Wildfires threaten sensitive North West World Heritage site

Wildfires threaten sensitive North West World Heritage site
Wildfires that raged across parts of North West in mid-September not only destroyed thousands of hectares of grazing, but also threatened the Magaliesberg Biosphere Reserve. Photo: Petra Rough
- Advertisement -

Thousands of hectares of veld were destroyed and the Magaliesberg Biosphere Reserve threatened when a wildfire broke out in the Magaliesberg mountains in North West in the fourth week of September.

The reserve also forms part of the Cradle of Humankind World Heritage site.

Two aircrafts, each releasing about 56 loads consisting of 1 500l of water at a time, had to be called in to bring the fire under control.

- Advertisement -

This prevented the fire, which had raged for several days, from spreading across the mountains, although the estimated area that was destroyed amounted to more than 3 000ha.

According to Eric Stoch, chairperson of the North West Umbrella Fire Protection Association, the fire was brought under control on 22 September.

The total damage from wildfires in the area that originally started almost a week earlier was estimated at 3 500ha, while six houses also burnt down and four people were hospitalised.

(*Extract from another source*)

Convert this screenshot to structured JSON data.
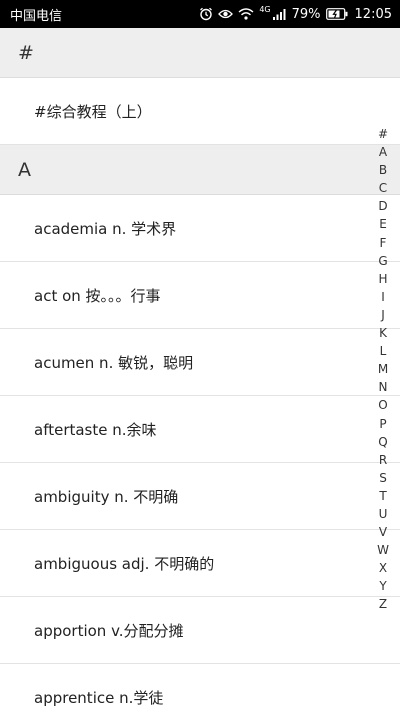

Countless animals also perished in the inferno.

Boeta du Toit, CEO at Agri North West, said the damage to the environment and grazing had resulted in farmers having to buy in additional feed for their livestock.

He added that Gerhard van Rooyen, who farms blueberries and strawberries undercover at the foot of the Magaliesberg, had suffered about R1,5 million in damages to the shade netting on his farm when a fire broke out on a neighbouring farm and spread to his property.

The total area that had been destroyed by wildfires in North West since the beginning of September was estimated at 15 240ha, with damages and the loss of grazing estimated at nearly R18 million, he said.

- Advertisement -